ASSIGNED TASK:
A single number is required: how many lines in the records below contain "Justine".

MATERIAL TO PROCESS:
■ ■ ■ ■ ■ ■ ■

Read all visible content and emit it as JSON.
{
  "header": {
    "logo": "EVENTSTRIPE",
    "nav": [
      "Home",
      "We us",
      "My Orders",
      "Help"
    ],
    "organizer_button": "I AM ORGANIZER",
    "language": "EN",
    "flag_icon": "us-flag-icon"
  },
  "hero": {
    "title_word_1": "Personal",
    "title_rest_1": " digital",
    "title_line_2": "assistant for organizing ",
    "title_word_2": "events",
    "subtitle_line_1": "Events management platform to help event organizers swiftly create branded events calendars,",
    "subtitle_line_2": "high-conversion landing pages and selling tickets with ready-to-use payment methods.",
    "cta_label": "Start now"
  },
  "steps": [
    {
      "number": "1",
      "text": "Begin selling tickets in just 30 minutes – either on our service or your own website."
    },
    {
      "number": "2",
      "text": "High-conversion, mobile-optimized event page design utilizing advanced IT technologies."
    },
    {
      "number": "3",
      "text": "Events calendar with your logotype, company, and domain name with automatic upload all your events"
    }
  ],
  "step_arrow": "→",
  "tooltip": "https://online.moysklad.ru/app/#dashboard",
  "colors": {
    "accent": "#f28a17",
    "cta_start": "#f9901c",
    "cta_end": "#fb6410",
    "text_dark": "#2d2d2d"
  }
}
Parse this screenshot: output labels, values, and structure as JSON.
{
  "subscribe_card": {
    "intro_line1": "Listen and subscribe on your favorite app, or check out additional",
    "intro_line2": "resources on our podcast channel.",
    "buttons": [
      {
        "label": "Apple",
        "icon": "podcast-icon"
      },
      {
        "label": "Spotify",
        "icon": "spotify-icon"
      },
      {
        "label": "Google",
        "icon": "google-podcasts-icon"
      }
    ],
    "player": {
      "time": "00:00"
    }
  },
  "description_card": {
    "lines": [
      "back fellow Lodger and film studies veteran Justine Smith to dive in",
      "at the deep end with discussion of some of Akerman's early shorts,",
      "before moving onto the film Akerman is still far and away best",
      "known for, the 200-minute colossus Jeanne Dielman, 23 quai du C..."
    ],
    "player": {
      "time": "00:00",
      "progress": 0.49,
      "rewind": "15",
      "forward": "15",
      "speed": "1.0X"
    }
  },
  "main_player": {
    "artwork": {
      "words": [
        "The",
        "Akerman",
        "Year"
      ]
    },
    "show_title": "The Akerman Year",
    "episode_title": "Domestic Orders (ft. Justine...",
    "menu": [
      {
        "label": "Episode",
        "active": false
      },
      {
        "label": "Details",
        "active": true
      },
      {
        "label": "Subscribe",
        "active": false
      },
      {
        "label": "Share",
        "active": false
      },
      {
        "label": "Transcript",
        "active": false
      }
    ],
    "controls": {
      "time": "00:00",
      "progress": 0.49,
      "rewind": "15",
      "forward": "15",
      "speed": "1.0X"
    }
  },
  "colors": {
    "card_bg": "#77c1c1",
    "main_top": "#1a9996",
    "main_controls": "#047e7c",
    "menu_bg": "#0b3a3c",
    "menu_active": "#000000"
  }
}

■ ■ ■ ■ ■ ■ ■

ANSWER SECTION:
2